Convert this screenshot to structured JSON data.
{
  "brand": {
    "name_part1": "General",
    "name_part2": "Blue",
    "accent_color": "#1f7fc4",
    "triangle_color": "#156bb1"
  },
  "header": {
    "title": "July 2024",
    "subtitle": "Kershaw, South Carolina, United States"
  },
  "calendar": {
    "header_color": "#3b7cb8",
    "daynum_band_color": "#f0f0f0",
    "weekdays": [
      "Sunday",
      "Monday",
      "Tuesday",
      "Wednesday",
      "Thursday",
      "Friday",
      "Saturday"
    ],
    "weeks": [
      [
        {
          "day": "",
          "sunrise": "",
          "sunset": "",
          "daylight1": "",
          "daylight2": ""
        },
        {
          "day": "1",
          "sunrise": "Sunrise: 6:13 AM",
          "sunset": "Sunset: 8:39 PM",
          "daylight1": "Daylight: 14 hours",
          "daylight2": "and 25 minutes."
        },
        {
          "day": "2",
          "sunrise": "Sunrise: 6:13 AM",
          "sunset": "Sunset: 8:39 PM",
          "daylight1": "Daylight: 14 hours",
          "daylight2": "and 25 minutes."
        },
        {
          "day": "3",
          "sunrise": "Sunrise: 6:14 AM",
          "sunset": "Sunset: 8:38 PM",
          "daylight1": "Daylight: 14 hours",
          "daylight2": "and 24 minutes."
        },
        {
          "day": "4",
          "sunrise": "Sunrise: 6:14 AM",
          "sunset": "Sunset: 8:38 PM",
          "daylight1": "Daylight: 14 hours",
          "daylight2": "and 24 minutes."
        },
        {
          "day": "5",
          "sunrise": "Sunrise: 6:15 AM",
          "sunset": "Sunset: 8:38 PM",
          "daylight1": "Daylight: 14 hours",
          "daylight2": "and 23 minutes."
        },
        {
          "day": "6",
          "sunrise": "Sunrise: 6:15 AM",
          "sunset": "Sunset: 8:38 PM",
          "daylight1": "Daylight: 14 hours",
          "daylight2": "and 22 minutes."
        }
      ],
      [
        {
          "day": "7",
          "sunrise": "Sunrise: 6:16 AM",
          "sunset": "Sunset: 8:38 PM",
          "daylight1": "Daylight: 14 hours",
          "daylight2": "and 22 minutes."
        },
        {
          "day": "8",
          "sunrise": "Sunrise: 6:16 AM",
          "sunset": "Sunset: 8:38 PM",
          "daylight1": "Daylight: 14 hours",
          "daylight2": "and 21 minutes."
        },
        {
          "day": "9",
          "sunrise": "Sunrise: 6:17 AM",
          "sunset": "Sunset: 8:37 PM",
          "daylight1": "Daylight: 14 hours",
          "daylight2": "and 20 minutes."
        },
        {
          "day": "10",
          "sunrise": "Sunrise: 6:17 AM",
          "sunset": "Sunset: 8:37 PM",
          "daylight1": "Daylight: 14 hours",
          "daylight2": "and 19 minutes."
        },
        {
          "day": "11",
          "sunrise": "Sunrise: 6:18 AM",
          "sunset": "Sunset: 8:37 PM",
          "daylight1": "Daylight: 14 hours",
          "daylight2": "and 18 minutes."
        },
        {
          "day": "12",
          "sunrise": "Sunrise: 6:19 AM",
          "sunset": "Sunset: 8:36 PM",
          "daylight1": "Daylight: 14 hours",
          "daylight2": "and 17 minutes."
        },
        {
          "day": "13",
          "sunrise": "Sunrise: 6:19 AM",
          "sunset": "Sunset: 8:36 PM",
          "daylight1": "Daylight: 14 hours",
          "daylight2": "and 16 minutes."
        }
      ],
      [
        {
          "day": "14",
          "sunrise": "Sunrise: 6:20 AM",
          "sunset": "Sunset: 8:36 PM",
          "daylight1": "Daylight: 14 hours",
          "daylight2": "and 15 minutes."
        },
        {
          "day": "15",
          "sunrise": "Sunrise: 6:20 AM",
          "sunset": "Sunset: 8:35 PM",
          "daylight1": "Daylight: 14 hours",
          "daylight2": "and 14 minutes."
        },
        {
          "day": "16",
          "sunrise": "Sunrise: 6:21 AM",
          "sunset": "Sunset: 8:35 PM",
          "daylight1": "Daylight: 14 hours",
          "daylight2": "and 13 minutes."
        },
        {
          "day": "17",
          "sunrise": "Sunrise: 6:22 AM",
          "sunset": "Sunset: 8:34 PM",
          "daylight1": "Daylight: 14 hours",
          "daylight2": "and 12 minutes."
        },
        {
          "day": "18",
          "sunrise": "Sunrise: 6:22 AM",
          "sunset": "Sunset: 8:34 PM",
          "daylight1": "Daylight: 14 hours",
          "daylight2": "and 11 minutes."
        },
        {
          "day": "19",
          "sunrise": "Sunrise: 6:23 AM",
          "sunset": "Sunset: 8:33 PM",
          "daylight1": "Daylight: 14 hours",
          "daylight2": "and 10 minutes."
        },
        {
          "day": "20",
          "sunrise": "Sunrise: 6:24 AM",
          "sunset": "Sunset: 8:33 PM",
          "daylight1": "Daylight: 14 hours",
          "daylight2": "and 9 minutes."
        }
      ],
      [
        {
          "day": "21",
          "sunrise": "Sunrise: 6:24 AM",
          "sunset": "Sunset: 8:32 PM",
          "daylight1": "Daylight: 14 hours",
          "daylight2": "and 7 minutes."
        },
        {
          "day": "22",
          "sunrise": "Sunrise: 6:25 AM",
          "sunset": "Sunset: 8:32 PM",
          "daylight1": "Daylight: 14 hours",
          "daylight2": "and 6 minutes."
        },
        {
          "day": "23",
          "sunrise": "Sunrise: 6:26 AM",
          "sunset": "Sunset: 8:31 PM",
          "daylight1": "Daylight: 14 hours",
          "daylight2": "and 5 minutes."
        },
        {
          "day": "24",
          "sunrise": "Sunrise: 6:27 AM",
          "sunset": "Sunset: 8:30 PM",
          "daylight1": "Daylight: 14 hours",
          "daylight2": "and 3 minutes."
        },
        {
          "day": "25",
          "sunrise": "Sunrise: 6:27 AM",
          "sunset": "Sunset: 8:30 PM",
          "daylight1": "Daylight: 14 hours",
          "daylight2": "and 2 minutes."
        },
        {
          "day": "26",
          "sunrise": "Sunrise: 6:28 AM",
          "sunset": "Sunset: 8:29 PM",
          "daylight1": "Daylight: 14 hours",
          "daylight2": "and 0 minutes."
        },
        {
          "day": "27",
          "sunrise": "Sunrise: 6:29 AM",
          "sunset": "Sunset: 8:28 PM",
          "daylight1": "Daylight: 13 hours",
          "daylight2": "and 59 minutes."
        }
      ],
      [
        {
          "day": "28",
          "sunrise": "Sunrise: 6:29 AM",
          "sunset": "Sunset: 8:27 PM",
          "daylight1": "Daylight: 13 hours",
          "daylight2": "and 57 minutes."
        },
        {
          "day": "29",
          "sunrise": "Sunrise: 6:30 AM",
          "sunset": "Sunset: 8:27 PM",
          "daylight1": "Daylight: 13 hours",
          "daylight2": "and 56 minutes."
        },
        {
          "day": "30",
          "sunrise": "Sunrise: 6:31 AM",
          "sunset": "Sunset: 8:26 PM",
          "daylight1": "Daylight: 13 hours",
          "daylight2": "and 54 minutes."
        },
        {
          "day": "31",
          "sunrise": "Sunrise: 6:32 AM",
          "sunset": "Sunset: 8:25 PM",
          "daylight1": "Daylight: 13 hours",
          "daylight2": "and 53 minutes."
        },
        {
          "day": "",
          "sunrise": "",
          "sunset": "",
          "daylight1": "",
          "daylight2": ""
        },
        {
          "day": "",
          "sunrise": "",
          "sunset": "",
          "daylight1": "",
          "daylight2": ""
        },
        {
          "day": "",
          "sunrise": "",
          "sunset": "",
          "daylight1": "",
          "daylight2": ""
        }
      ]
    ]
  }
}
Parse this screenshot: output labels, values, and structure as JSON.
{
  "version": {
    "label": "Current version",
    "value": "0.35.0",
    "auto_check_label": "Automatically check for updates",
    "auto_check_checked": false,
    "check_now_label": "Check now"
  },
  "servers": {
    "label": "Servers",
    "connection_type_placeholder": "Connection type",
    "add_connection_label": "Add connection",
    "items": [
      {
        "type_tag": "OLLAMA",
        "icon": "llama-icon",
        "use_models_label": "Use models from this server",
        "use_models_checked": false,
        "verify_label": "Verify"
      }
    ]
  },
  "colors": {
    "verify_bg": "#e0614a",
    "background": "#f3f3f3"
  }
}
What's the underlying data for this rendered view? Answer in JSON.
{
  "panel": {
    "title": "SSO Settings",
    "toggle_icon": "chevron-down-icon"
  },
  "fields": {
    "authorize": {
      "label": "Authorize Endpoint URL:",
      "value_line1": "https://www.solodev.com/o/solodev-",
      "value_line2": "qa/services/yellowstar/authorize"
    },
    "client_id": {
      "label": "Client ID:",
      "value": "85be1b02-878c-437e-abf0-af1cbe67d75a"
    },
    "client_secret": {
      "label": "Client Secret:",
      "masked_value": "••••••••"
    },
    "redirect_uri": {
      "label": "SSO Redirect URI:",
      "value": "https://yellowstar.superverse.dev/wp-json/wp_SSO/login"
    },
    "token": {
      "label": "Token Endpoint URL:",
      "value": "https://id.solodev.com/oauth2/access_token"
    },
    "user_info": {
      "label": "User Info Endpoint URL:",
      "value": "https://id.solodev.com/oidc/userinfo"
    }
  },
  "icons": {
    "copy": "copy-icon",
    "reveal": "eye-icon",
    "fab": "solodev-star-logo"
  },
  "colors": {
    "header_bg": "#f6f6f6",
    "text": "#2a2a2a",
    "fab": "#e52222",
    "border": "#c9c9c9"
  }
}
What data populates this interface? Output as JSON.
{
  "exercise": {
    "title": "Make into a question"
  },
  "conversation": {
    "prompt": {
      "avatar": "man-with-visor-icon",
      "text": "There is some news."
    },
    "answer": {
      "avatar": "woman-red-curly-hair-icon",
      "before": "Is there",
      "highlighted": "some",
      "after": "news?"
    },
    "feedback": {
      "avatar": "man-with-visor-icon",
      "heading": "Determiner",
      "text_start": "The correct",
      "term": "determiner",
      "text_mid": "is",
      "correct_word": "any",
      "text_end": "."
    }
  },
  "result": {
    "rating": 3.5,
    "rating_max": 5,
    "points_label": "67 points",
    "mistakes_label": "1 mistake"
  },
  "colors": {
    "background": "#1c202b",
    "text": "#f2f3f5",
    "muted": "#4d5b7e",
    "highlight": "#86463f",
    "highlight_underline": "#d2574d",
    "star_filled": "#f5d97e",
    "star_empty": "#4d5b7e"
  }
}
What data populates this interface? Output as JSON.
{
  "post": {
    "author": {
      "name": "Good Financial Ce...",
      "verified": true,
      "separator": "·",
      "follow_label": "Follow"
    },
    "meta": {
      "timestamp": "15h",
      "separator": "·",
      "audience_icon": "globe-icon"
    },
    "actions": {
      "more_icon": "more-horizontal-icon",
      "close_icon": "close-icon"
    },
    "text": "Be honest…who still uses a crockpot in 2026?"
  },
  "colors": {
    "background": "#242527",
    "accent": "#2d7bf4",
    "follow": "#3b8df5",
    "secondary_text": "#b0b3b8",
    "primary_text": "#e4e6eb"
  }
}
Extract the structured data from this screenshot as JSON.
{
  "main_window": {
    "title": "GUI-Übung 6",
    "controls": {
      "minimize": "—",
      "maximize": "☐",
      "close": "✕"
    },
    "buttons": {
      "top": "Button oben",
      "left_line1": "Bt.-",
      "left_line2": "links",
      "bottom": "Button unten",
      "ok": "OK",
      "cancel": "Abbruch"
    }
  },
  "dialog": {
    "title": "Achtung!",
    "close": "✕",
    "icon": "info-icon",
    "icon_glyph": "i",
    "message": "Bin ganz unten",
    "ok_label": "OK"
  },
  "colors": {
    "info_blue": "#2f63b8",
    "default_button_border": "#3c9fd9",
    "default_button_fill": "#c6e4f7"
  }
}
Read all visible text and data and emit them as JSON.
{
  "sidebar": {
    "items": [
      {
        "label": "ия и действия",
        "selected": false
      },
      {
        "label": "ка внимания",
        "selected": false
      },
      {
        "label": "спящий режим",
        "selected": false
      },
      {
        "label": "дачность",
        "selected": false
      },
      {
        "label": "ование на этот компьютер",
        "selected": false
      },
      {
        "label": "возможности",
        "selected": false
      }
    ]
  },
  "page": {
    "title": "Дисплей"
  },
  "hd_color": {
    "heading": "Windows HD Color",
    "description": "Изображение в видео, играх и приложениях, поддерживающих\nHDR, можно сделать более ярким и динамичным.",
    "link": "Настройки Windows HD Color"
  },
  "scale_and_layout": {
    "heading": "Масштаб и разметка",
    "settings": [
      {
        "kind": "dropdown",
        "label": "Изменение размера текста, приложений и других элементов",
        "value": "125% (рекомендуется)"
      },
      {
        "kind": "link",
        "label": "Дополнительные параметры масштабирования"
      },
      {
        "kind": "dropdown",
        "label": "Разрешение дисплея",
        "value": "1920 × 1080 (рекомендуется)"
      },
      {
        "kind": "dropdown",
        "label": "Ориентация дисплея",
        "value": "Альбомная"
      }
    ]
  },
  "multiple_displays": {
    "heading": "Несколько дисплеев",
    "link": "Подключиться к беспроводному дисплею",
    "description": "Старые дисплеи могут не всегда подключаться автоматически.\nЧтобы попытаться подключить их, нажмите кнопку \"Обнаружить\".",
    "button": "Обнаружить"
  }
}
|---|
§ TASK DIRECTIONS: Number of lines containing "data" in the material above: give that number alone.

§ RESULT FOR THIS EXERCISE: 6